I always joke that I live in a lightbox. White walls, absurdly high ceilings, constantly flooded with light. It probably helps my circadian rhythm these days, when all the hours blend in together, my body naturally wakes up before 8am each morning with the light.

Custom art printed using Parabo Press (use code: WANDER for $10 off)

quarantine activities: watering plants, drinking coffee and cooking

My bedroom isn’t particularly large, but it’s enough to function as my resting space and my, well, office space. These days, my office is approximately 1 yoga mat width away from my bed. All that fuss about apartment hunting along the right lines for an easy commute. This is the easiest commute ever. 

sometimes it helps to pretend I have a private corner office. and suddenly my bedroom feels luxurious

The biggest purchase I made since quarantine, the one investment I made for my living space, was my desk. A simple modular piece from Inside Weather that is spacious enough for me to work comfortably, but compact enough to fit neatly into my room. Pretty much everything else I purchased was more on the practical side than the aesthetic side. 

When I was planning my move, I had big plans and ambitions to create a space inspired by mid-century / scandinavian / japanese minimalism styles, curating quality pieces and building out an adult apartment. But all that went out the door because at the end of the day, with this amount of uncertainty, it’s function over form. In the end, the most valuable part of my space, the one I appreciate every day, is the natural light.

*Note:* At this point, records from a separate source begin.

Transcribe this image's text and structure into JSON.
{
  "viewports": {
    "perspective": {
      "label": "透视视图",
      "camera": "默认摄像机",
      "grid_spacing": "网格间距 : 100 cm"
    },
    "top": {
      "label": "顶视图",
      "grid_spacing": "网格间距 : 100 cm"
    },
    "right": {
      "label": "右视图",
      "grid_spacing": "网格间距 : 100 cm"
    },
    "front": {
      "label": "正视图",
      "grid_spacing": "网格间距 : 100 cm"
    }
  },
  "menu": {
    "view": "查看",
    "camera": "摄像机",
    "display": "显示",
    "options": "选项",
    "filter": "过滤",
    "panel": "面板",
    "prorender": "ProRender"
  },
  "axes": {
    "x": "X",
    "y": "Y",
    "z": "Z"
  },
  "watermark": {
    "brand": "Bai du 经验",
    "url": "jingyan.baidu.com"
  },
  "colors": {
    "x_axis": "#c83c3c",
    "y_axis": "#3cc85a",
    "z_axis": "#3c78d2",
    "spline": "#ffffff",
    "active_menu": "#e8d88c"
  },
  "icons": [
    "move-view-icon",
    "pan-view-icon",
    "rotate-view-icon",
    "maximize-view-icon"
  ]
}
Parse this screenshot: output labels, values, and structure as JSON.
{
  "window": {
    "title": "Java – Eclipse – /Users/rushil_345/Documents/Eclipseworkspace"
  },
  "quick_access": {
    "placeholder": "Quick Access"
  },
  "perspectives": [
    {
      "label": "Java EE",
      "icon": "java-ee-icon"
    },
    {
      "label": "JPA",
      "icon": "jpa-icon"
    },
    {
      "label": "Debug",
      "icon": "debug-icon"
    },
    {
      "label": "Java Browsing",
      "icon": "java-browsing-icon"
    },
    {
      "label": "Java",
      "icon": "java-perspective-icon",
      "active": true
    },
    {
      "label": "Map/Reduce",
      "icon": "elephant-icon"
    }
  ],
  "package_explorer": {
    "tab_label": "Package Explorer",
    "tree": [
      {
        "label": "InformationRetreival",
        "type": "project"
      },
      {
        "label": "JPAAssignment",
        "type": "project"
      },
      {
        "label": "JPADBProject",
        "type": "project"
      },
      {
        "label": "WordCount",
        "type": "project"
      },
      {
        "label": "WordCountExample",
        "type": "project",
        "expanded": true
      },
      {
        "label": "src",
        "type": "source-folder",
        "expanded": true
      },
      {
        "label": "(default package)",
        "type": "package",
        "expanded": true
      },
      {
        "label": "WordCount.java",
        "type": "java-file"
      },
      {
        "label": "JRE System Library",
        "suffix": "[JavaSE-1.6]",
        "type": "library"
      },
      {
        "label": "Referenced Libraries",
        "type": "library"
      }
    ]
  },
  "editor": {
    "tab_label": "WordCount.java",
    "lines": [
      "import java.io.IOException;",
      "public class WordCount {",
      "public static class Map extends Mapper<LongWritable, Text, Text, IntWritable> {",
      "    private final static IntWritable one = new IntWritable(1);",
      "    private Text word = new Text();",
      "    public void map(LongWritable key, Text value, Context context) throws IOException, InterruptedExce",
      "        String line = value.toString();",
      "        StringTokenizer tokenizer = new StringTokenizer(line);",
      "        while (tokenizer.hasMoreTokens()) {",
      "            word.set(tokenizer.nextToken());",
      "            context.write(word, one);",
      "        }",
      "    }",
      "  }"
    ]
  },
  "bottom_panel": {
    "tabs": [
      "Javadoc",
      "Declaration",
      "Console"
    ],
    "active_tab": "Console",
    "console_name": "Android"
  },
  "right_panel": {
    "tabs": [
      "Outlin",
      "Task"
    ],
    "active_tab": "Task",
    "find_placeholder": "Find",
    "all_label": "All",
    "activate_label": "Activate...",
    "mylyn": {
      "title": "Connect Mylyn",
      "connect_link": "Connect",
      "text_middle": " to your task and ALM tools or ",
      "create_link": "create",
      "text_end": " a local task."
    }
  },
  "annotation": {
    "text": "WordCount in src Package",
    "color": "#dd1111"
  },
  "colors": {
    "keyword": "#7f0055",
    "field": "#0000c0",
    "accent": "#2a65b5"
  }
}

Without it, I think I’d go crazy spending day after day cooped up in here. 

really going for the less is more kind of lifestyle these days, but still a sanctuary

Considering I don’t have much stuff, storage wasn’t really an issue. But I did want to make sure that everything had its place, and avoid clutter with strategic organization. I mounted acrylic shelves to house all make up and such (or the small subset of my collection that made it over to NYC). Rather than go for a full sized night stand, I went for this bamboo tray mounted by my bed to save space while holding all the things you want to have within reach when you’re already cozied up in bed.

a few of my favorite things

There’s always those glamorous photos of a bedroom that overlooks the city beyond. Perched up among the buildings in the midst of the concrete jungle. I’ll admit that for a moment I got swept up in that city life vision. But that requires living in a high rise in midtown, which… is not particularly appealing. Especially now. So anyways, not much of a view, but I do get excellent golden hour lighting. 

Speaking of lighting, the only light in my room is literally a bare lightbulb in the center of the ceiling. I haven’t quite figured out what I want to do with that (granted, I don’t really need lights until after 8pm these days), so I got my priorities straight and hung up some globe lights that are voice activated so I can just tell Alexa to turn it on and off. 

For now, this is home. 24/7. Maybe over the next few months I’ll be able to add to it. Maybe I’ll be able to actually move my things from California. Or maybe I’ll just continue to exist like this. And hey, it’s not to shabby.

see also

morning rituals
moving to new york